Saturday, December 31, 2016

Lee Valley-Veritas PM-V11 Chisels

When I started into woodworking I wanted the best tools around. But realistically quality tools cost money, as we all know. Luckily I was fortunate to work at Woodcraft from the year 2000 through 2004. Lucky is somewhat questionable if I am going to be honest. Lets just say the discount I got prevented me from bringing home a penny of my earnings. I spent all my money on what ever tool(s) I could afford and thought I needed and made some poor choices. Sadly it took a while to realize less means more. Early on I also thought buying new was far better than at flea markets. Boy was I wrong! 

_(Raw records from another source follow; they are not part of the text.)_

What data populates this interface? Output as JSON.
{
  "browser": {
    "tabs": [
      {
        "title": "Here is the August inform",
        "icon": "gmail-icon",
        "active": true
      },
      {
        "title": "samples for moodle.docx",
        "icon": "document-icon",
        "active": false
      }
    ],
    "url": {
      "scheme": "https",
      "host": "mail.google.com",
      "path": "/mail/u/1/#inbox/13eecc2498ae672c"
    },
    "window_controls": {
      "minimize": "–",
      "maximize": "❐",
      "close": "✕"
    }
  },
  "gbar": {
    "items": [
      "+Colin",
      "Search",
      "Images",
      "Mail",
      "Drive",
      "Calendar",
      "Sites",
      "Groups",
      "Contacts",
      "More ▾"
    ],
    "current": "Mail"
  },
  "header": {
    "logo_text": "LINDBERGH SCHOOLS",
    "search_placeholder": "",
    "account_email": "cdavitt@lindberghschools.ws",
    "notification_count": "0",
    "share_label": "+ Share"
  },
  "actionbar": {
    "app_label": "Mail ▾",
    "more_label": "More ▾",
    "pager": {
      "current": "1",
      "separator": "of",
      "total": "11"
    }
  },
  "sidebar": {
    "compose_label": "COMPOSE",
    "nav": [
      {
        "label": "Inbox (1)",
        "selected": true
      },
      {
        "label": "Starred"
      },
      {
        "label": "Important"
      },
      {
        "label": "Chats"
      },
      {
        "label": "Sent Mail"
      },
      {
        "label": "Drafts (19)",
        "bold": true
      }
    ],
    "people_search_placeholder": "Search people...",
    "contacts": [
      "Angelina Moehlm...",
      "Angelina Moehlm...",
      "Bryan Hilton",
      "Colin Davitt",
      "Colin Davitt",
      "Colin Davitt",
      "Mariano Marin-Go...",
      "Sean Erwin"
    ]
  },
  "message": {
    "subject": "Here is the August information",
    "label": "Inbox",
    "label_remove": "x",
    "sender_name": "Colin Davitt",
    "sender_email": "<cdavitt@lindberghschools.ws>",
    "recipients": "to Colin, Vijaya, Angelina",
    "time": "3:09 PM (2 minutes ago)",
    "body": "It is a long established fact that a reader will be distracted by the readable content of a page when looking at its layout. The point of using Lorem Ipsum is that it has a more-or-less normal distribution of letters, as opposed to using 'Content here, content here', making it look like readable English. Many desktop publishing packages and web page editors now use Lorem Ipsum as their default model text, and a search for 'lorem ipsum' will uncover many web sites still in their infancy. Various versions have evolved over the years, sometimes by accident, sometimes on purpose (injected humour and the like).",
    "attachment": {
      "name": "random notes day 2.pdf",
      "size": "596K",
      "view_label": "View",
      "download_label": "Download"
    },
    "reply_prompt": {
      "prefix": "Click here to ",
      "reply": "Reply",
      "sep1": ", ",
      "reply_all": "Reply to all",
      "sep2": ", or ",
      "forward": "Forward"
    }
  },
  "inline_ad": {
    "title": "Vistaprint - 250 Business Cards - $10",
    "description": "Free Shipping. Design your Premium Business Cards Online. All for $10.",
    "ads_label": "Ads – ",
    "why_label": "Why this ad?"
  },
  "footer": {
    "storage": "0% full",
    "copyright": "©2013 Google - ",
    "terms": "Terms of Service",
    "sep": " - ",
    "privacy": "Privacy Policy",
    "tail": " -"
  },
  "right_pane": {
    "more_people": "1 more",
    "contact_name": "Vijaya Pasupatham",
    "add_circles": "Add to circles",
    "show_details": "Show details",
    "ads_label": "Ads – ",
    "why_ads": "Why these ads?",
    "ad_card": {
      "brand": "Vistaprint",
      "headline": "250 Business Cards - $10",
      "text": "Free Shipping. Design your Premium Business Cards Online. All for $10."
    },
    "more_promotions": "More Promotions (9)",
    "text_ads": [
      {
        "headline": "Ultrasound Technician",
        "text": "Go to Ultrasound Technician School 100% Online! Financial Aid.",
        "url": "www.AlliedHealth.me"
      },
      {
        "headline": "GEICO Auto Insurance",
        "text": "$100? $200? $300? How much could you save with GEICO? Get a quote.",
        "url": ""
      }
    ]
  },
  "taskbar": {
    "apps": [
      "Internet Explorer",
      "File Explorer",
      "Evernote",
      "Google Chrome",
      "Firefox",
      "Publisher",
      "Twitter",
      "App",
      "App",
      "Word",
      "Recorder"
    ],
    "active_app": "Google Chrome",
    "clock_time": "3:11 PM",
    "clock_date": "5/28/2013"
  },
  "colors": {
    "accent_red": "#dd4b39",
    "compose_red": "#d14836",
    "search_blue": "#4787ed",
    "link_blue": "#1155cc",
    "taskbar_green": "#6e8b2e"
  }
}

Fast forward to 2016 and here I am selling off excess amount of tools. There are days I feel that I am hoarder. Thank goodness that is over and done with. It is crazy how much stuff I've collected.What was I thinking!

Over the years there has been an uprising of tool makers. Each one making some amazing tools and accessories. Where were these guys when I first started! While I would love to buy everything each tool maker is making, I realistically can't. I am a full-time maker & restorer of furniture and I need to make proper decisions on what I truly need. The hoarding has stopped and I am tired of spending money.    

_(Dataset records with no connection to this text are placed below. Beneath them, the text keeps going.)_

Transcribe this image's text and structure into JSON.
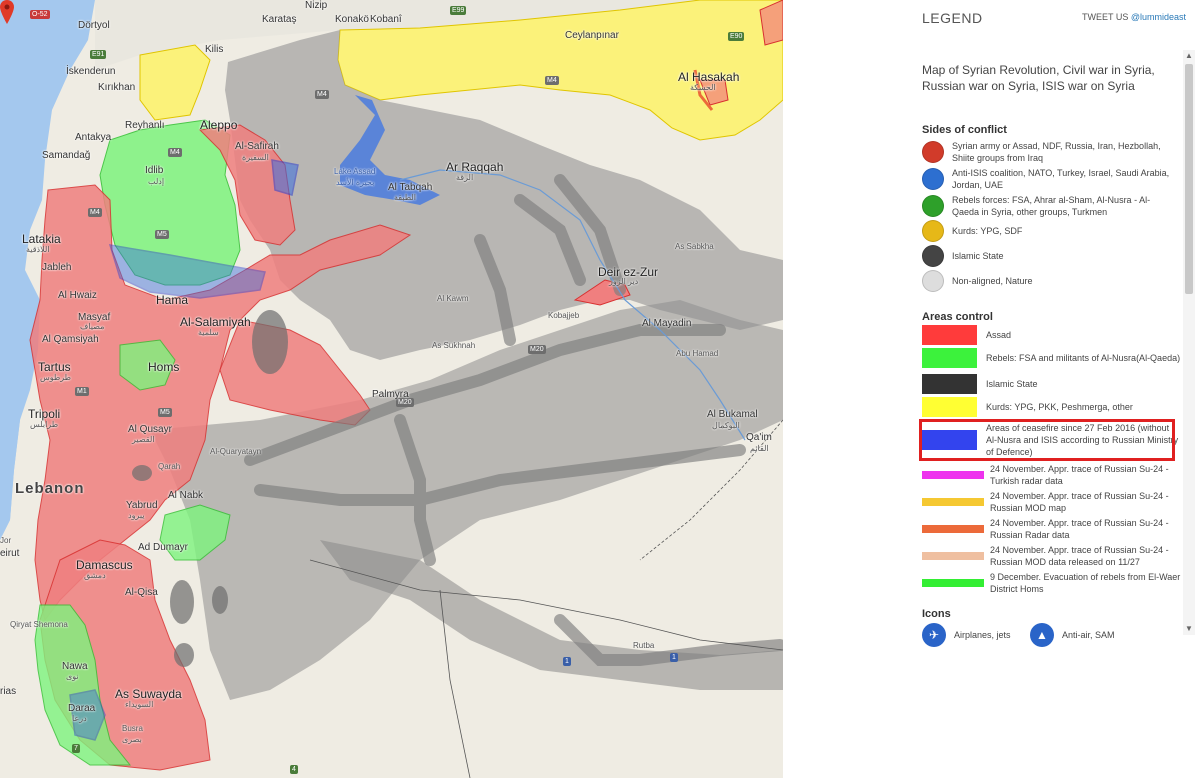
{
  "map": {
    "labels": {
      "dortyol": "Dörtyol",
      "karatas": "Karataş",
      "nizip": "Nizip",
      "konako": "Konakö",
      "kobani": "Kobanî",
      "ceylanpinar": "Ceylanpınar",
      "kilis": "Kilis",
      "iskenderun": "İskenderun",
      "kirikhan": "Kırıkhan",
      "reyhanli": "Reyhanlı",
      "aleppo": "Aleppo",
      "antakya": "Antakya",
      "samandag": "Samandağ",
      "al_safirah": "Al-Safirah",
      "al_safirah_ar": "السفيرة",
      "idlib": "Idlib",
      "idlib_ar": "إدلب",
      "lake_assad": "Lake Assad",
      "lake_assad_ar": "بحيرة الأسد",
      "al_tabqah": "Al Tabqah",
      "al_tabqah_ar": "الطبقة",
      "ar_raqqah": "Ar Raqqah",
      "ar_raqqah_ar": "الرقة",
      "al_hasakah": "Al Hasakah",
      "al_hasakah_ar": "الحسكة",
      "latakia": "Latakia",
      "latakia_ar": "اللاذقية",
      "jableh": "Jableh",
      "al_hwaiz": "Al Hwaiz",
      "hama": "Hama",
      "al_salamiyah": "Al-Salamiyah",
      "al_salamiyah_ar": "سلمية",
      "masyaf": "Masyaf",
      "masyaf_ar": "مصياف",
      "al_qamsiyah": "Al Qamsiyah",
      "tartus": "Tartus",
      "tartus_ar": "طرطوس",
      "homs": "Homs",
      "tripoli": "Tripoli",
      "tripoli_ar": "طرابلس",
      "lebanon": "Lebanon",
      "al_qusayr": "Al Qusayr",
      "al_qusayr_ar": "القصير",
      "qarah": "Qarah",
      "al_nabk": "Al Nabk",
      "yabrud": "Yabrud",
      "yabrud_ar": "يبرود",
      "al_qaryatayn": "Al-Quaryatayn",
      "ad_dumayr": "Ad Dumayr",
      "damascus": "Damascus",
      "damascus_ar": "دمشق",
      "al_qisa": "Al-Qisa",
      "qiryat_shemona": "Qiryat Shemona",
      "nawa": "Nawa",
      "nawa_ar": "نوى",
      "daraa": "Daraa",
      "daraa_ar": "درعا",
      "as_suwayda": "As Suwayda",
      "as_suwayda_ar": "السويداء",
      "busra": "Busra",
      "busra_ar": "بصرى",
      "palmyra": "Palmyra",
      "as_sukhnah": "As Sukhnah",
      "al_kawm": "Al Kawm",
      "deir_ez_zur": "Deir ez-Zur",
      "deir_ez_zur_ar": "دير الزور",
      "al_mayadin": "Al Mayadin",
      "abu_hamad": "Abu Hamad",
      "kobajjeb": "Kobajjeb",
      "al_bukamal": "Al Bukamal",
      "al_bukamal_ar": "البوكمال",
      "qaim": "Qa'im",
      "qaim_ar": "القائم",
      "as_sabkha": "As Sabkha",
      "rutba": "Rutba",
      "beirut": "eirut",
      "rias": "rias",
      "jor": "Jor"
    },
    "shields": {
      "e91": "E91",
      "e99": "E99",
      "e90": "E90",
      "o52": "O-52",
      "m4a": "M4",
      "m4b": "M4",
      "m4c": "M4",
      "m4d": "M4",
      "m5a": "M5",
      "m5b": "M5",
      "m1": "M1",
      "m20": "M20",
      "m20b": "M20",
      "e1": "1",
      "e2": "1",
      "h7": "7",
      "h4": "4"
    }
  },
  "legend": {
    "title": "LEGEND",
    "tweet_prefix": "TWEET US ",
    "tweet_handle": "@lummideast",
    "description": "Map of Syrian Revolution, Civil war in Syria, Russian war on Syria, ISIS war on Syria",
    "sides_title": "Sides of conflict",
    "sides": [
      {
        "color": "#d13b2a",
        "text": "Syrian army or Assad, NDF, Russia, Iran, Hezbollah, Shiite groups from Iraq"
      },
      {
        "color": "#2d6fd0",
        "text": "Anti-ISIS coalition, NATO, Turkey, Israel, Saudi Arabia, Jordan, UAE"
      },
      {
        "color": "#2ea02a",
        "text": "Rebels forces: FSA, Ahrar al-Sham, Al-Nusra - Al-Qaeda in Syria, other groups, Turkmen"
      },
      {
        "color": "#e6b818",
        "text": "Kurds: YPG, SDF"
      },
      {
        "color": "#444444",
        "text": "Islamic State"
      },
      {
        "color": "#dddddd",
        "text": "Non-aligned, Nature"
      }
    ],
    "areas_title": "Areas control",
    "areas": [
      {
        "color": "#ff3b3b",
        "text": "Assad"
      },
      {
        "color": "#3cf23c",
        "text": "Rebels: FSA and militants of Al-Nusra(Al-Qaeda)"
      },
      {
        "color": "#333333",
        "text": "Islamic State"
      },
      {
        "color": "#ffff33",
        "text": "Kurds: YPG, PKK, Peshmerga, other"
      },
      {
        "color": "#3344ee",
        "text": "Areas of ceasefire since 27 Feb 2016 (without Al-Nusra and ISIS according to Russian Ministry of Defence)"
      }
    ],
    "traces": [
      {
        "color": "#ee33ee",
        "text": "24 November. Appr. trace of Russian Su-24 - Turkish radar data"
      },
      {
        "color": "#f5c832",
        "text": "24 November. Appr. trace of Russian Su-24 - Russian MOD map"
      },
      {
        "color": "#ec6a3a",
        "text": "24 November. Appr. trace of Russian Su-24 - Russian Radar data"
      },
      {
        "color": "#efbfa0",
        "text": "24 November. Appr. trace of Russian Su-24 - Russian MOD data released on 11/27"
      },
      {
        "color": "#33ee33",
        "text": "9 December. Evacuation of rebels from El-Waer District Homs"
      }
    ],
    "icons_title": "Icons",
    "icons": [
      {
        "glyph": "✈",
        "text": "Airplanes, jets"
      },
      {
        "glyph": "▲",
        "text": "Anti-air, SAM"
      }
    ]
  },
  "scrollbar": {
    "up": "▲",
    "down": "▼"
  }
}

This leads me to the chisels showcased above, Veritas PM-V11's. I have used many chisels old and new, from Witherby, Greenlee, James Swan, Butcher, Stanley, Stanley Everlast, Marples (Boxwood handle), E.A. Berg, Marples Blue Chip, Chapman, Sorby, Pfiel, and Union. From all of these chisels none of them can compare to the Lee Valley PM-V11 chisels. 

These chisels are well balance, easy to sharpen, and hold an edge like no other chisel I have ever owned. Now I haven't owned any other modern made chisels ( Lie Nielsen or Blue Spruce). But from what I have owned the PM-V11 chisels are hands down the best. The edge retention is amazing. The edge of the chisel holds 3x's longer than A-2. 

My sharpening process is simple. I hollow grind on a baldor slow speed grinder with a 6 inch wheel at 27 degrees. I use a honing guide on water stones. I also strop every so often.  

Why 27 degree bevel? I use hard and softwood regularly and 27 degrees is a good working angle. 

Why use a honing guide? Simply because I know how to free hand sharpen which everyone should master. But also my hands are worked hard and a honing guide helps rest my hands. 

Why waterstones? Fast cutting. But I do own oilstones and diamond stones for other forms of sharpening. 

What kind of water stones? Sigma and Shapton. 

Really the message I am trying to share with you is save your pennies and buy the best set of chisels once. You will be happy you did. 



Dovetailed School Box Class at Lie Nielsen Tool Works

I have been blessed with the opportunity to teach at Lie Nielsen Tool Works on Saturday & Sunday, June 3-4, 2017. The class will be offered at Lie Nielsen Toolworks located in Warren, Maine.  Please visit the following link to see further information; Lie Nielsen Toolworks.

I will like to also thank Chris Schwarz from Lost Art Press for offering a similar class in pass years and for giving me permission/opportunity in offering this class.

The school box projects came to fruition from a book published by Lost Art Press titled, The Joiner and Cabinet Maker. I highly recommend the book and its one of my favorite books ever published.  

As with any project I try to make or teach, I like to visually break down the piece into basic elements. This is nothing more than a box that meet at 90 degree corners.  The wood of choice is eastern white pine. The joinery used to make the box are dovetails, which is nothing more than a jig saw puzzle.  The bottom of the case and the moldings are simply hand planed and nailed on. The hinges and cubby inside the box are nothing more than grooves and mortises cut to a certain length, width, and depth.  The School Box is nothing more than learning how to master hand tools and understand a systematic approach to making a box.

If all else fails we can always paint the box and no one will ever notice any of the so called issues you think everyone else will see. But really this box gets you the student/maker ready to tackle bigger pieces. For every single piece of furniture made is simply constructed with dovetails, miters, and mortise and tenon. 

Come join me as we explore the school box made all by hand with dovetails, miters, mortises, and dados. Oh and don't forget the nails.  

Tool List:

Below are some of the tools we'll learn about in the class. We encourage you to bring your own tools or buy the required tools when you get here, as there are not enough classroom tools to outfit everyone.Please do not bring tools in need of repair or major fettling – there will not be time to fully tune them for use during the workshop.Please keep in mind, the best way to guarantee available tools for the class is to call ahead with an order. Some items on this list may be specific to another toolmaker. 

Please call Lie Nielsen Toolbars with any questions. Note: The list below references tools Lie-Nielsen carries, though you are welcome to bring tools from other makers.

  • Pencils
  • Notepad
  • Marking Knife (X-Acto style, with extra blades recommended)
  • Flat head & Phillips head Screwdrivers
  • Hammer
  • Awl
  • Fret Saw